|Advertisement in the Antioch News|
for the Grand Opening of the
Antioch Theatre, July 26, 1924.
|14th Cavalry wagon train postcard, showing businesses |
on east side of Main Street, Antioch, circa 1925.
In January 1924, Oliver G. Johnson announced he was moving his motion picture business (Majestic Theatre) into the new theatre building under construction on Lake Street. Johnson had given up his lease with Barney Naber on Main Street, who would be leasing the former movie house to William Ross for a restaurant. The Majestic Threatre had been in Naber's building since April 27, 1919.
The name of the new theatre under construction was originally proposed as the New Majestic Threatre, but that name was dropped in favor of the Antioch Theatre. Oliver G. Johnson brought in his brother Frank Johnson to co-manage the theatre.
The motto of the Antioch Theatre was "The Public is Right." The first feature presentation was Zane Grey's "The Wanderer of the Wasteland."
|"Wanderer of the Wasteland" |
was the first feature film shown in the Antioch Theatre.
The person who was most associated with the success and improvements of the Antioch Theatre was Fred B. Swanson of Antioch. He began managing the facility by December 1925. He remained as manager until May 21, 1941 when he purchased the building, and become sole owner. He also owned other movie houses in the Midwest.
In October 1947, Swanson announced he had completed the remodeling of the Antioch Theatre. The remodeling gave the theatre an additional 100 seats in the balcony.
October 31, 1957, Swanson sold the Antioch Theatre to William Goeway of Antioch. Goeway took control on November 4. He also owned the nearby Lakes Theatre. Goeway planned a new deluxe concession department and extensive remodeling of the theatre.
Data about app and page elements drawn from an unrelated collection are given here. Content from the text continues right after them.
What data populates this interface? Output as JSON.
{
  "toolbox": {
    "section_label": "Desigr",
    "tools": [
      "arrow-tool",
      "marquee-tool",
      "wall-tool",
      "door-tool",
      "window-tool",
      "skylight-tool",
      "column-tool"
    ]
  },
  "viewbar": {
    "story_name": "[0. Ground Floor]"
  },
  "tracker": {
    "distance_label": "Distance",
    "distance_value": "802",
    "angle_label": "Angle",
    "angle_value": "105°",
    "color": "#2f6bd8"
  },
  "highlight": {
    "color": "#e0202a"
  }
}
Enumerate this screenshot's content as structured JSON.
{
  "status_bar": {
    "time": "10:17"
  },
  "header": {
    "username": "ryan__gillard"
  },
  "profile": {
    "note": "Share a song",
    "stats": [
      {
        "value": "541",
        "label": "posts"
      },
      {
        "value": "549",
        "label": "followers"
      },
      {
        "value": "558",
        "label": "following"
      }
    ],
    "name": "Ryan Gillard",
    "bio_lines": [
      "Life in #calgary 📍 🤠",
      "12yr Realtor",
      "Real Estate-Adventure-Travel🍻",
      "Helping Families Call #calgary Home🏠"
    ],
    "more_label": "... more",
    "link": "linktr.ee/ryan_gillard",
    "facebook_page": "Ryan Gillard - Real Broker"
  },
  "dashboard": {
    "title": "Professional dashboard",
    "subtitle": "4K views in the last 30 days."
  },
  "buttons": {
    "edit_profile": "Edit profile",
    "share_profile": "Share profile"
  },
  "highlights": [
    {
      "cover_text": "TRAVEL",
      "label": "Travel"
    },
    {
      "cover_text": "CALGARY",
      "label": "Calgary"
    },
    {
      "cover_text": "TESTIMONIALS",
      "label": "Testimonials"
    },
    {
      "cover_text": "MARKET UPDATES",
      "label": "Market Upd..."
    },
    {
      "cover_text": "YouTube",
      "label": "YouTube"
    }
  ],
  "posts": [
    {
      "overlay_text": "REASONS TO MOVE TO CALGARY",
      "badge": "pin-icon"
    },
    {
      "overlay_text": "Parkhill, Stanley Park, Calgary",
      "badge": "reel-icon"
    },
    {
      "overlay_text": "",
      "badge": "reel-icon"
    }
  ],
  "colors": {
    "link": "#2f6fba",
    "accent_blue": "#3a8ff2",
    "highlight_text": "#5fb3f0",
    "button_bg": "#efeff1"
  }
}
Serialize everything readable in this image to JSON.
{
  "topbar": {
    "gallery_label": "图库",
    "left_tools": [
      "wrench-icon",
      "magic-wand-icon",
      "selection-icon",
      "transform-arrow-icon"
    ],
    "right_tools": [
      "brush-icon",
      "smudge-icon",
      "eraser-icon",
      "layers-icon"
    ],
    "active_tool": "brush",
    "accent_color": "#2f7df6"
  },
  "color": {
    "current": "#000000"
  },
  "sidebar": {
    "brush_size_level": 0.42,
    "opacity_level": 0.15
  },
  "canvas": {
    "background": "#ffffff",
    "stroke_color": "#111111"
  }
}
On May 31, 1962, Goeway sold the Antioch Theatre to Henry C. Rhyan of the Family Outdoor Theater in Grayslake. Goeway moved to Jacksonville, Florida where he intended to continue in the movie business.
|Tim Downey photo, c. 2014|
Source: Archives.org (Antioch News, 1923 - 1962)
Special thanks to museum volunteer & researcher, Al Westerman.